TASK>
Search each line of the data for the word "this"; copy every line where it is found.

--- SOURCE MATERIAL ---

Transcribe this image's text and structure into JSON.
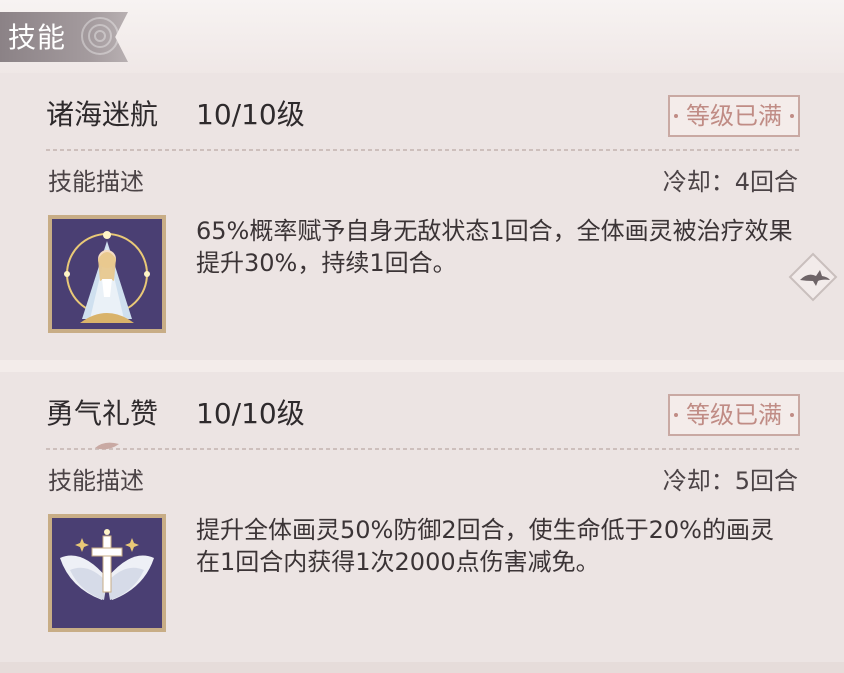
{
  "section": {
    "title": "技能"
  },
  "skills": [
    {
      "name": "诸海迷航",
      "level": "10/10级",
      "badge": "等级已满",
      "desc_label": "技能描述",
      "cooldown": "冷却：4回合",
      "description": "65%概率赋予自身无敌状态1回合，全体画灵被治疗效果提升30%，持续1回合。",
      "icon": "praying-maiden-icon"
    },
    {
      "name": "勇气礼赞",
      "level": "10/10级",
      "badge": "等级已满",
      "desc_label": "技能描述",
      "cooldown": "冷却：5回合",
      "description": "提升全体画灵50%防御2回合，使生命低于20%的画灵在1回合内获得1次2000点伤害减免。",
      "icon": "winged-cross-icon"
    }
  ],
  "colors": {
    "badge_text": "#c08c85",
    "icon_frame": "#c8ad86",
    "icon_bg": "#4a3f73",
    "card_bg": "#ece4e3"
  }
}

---
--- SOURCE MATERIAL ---

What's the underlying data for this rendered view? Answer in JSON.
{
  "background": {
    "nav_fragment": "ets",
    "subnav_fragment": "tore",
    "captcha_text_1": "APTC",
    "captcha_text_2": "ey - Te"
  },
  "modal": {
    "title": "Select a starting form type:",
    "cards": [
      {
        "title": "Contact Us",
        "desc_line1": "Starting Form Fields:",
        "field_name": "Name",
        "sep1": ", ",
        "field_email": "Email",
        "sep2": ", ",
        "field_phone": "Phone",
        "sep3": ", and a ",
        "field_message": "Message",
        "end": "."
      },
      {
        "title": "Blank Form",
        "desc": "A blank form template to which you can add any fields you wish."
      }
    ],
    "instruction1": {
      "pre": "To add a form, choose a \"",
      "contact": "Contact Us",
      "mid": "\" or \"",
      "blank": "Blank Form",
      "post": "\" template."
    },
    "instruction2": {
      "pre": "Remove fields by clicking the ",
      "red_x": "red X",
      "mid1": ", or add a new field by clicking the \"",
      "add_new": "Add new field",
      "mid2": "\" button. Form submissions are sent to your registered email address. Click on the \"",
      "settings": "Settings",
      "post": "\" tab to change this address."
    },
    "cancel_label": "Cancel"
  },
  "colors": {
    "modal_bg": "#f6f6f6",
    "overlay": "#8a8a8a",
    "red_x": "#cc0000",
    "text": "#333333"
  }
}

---

WRITTEN SOLUTION>
Transcribe this image's text and structure into JSON.
What's the underlying data for this rendered view? Answer in JSON.
      "post": "\" tab to change this address."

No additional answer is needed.